- **TASK TO COMPLETE**: Read the data below line by line and copy each one with "thumbnail" in it.

- **Page and application data records**:
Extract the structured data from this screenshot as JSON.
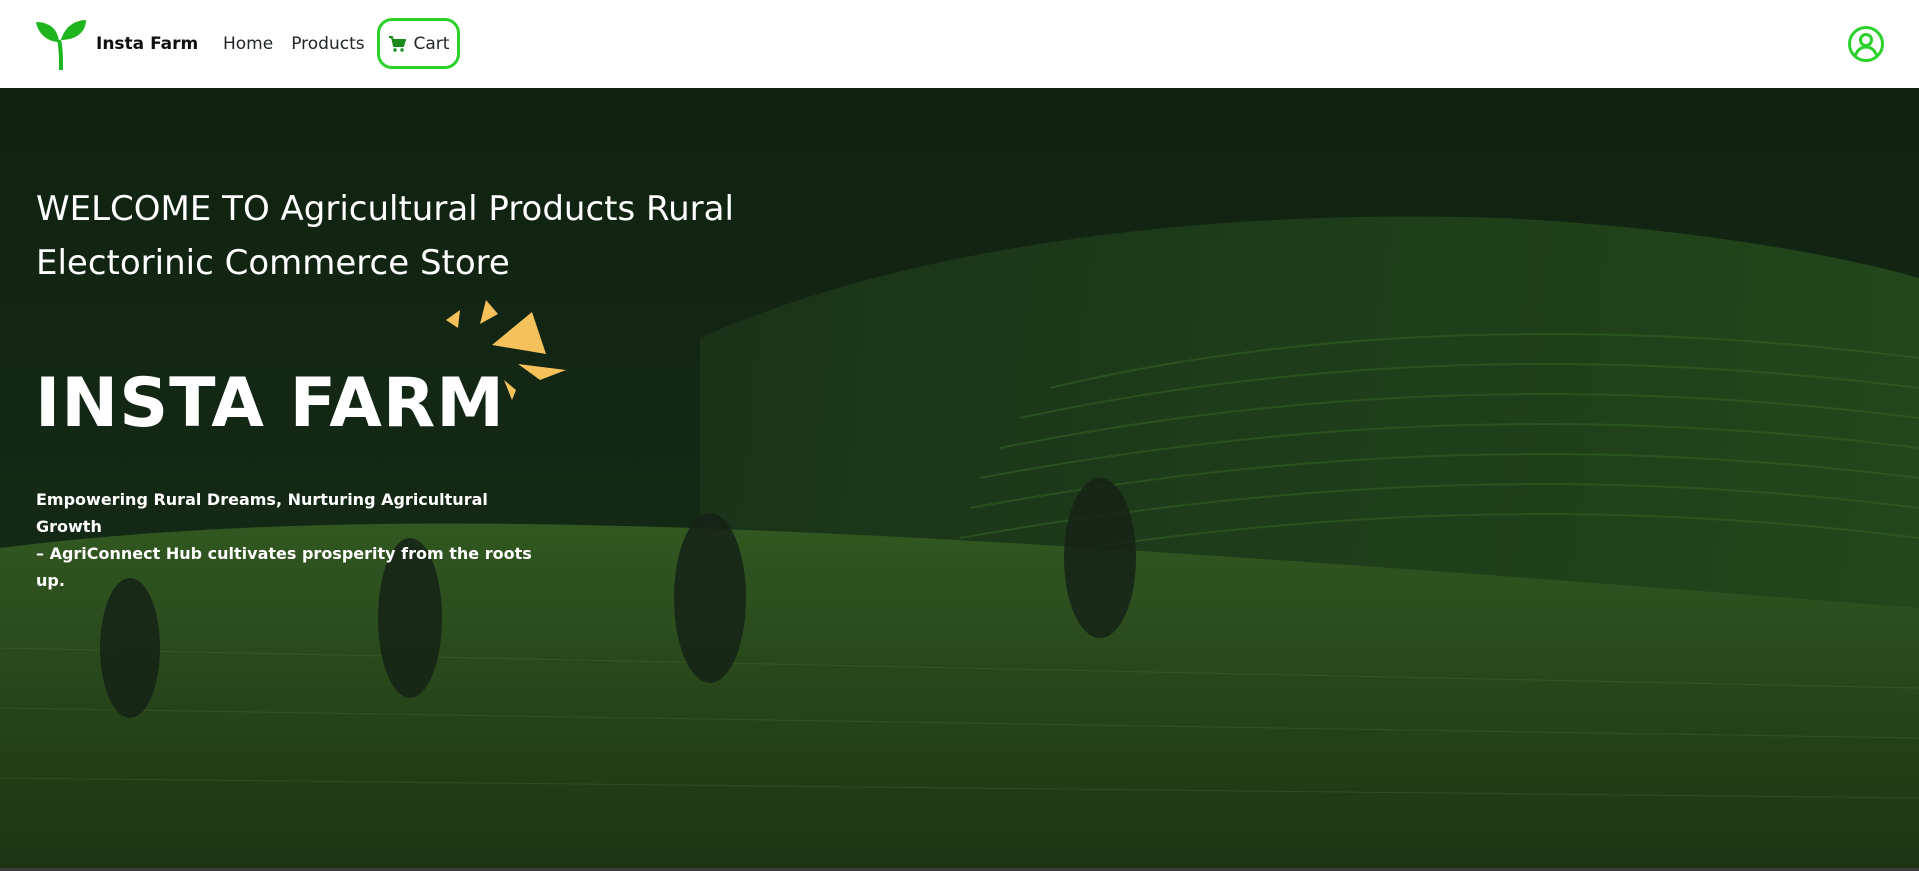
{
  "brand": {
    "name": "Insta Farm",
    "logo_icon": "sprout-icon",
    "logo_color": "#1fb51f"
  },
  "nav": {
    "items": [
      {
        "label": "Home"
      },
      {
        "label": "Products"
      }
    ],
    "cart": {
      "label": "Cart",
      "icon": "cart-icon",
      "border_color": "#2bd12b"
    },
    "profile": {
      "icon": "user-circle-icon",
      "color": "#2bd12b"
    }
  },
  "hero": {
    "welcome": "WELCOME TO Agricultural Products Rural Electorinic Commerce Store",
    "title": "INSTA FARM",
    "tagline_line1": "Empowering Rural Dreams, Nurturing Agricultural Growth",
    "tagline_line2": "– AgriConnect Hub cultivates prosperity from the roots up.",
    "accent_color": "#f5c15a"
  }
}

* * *

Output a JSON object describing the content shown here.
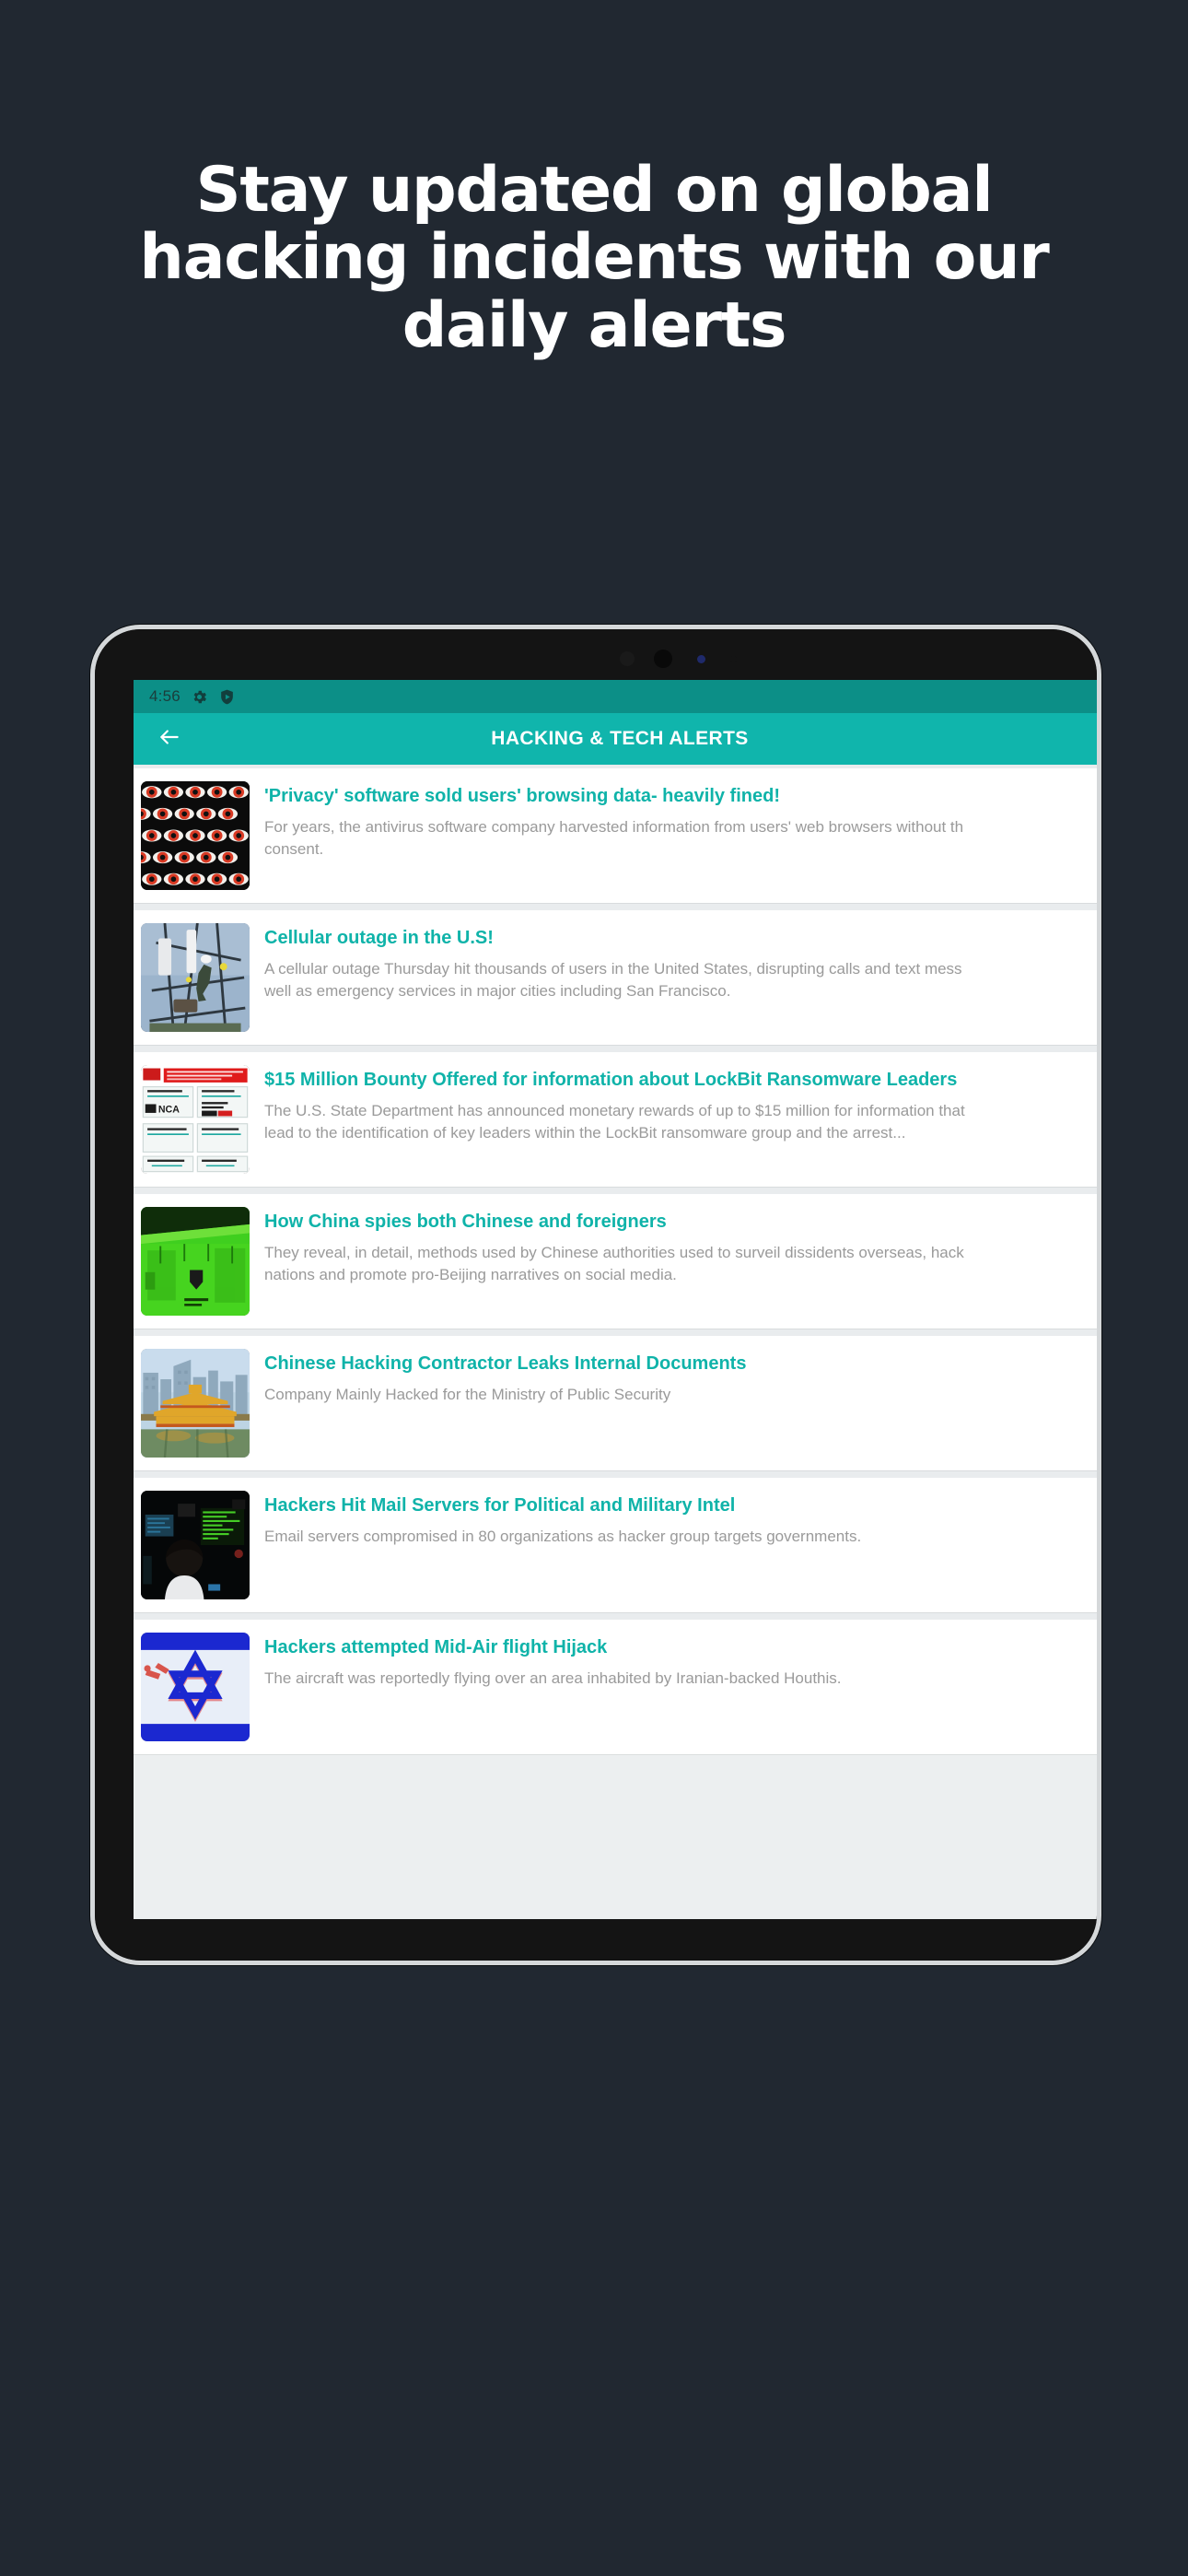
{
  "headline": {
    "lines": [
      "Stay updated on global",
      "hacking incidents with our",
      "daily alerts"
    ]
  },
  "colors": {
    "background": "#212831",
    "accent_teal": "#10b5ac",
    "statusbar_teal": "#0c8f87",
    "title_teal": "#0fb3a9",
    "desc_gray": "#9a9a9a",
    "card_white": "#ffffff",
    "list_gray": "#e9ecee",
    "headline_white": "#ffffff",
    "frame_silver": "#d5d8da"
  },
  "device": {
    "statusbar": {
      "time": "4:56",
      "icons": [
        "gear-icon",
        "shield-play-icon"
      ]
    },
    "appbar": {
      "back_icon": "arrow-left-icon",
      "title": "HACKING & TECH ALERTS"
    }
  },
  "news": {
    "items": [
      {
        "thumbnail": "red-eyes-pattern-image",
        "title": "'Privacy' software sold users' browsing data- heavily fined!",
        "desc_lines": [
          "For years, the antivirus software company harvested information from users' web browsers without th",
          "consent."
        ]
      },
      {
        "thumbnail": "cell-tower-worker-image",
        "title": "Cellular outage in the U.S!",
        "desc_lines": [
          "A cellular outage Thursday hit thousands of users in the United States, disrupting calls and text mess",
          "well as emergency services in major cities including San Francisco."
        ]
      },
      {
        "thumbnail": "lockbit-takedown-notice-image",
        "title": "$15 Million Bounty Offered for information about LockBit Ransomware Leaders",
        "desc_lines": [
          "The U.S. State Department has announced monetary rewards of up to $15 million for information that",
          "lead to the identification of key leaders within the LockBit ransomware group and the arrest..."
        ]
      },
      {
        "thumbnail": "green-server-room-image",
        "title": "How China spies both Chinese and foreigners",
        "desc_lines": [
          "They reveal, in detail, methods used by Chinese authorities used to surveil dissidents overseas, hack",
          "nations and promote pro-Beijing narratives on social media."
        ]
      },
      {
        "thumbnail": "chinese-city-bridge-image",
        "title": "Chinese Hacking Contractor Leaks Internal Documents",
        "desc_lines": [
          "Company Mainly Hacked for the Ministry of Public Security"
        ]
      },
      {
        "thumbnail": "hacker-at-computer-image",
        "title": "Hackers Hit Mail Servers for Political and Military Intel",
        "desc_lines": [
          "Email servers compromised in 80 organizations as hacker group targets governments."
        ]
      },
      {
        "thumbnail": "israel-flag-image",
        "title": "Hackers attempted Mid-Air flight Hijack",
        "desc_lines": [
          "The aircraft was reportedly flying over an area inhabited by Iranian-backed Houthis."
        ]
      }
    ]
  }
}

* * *

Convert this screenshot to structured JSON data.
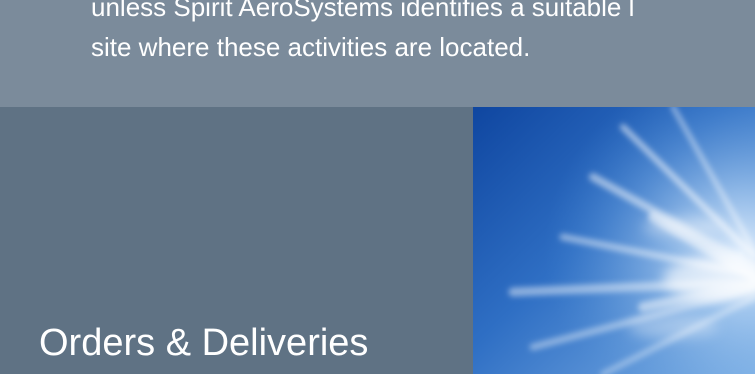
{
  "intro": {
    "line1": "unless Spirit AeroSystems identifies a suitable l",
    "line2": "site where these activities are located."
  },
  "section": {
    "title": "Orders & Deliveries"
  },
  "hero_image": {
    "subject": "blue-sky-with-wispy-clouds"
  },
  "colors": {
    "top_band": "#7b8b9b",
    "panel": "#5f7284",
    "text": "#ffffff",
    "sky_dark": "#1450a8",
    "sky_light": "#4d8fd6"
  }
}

- **WRITTEN RESPONSE**:
        "thumbnail": "red-eyes-pattern-image",
        "thumbnail": "cell-tower-worker-image",
        "thumbnail": "lockbit-takedown-notice-image",
        "thumbnail": "green-server-room-image",
        "thumbnail": "chinese-city-bridge-image",
        "thumbnail": "hacker-at-computer-image",
        "thumbnail": "israel-flag-image",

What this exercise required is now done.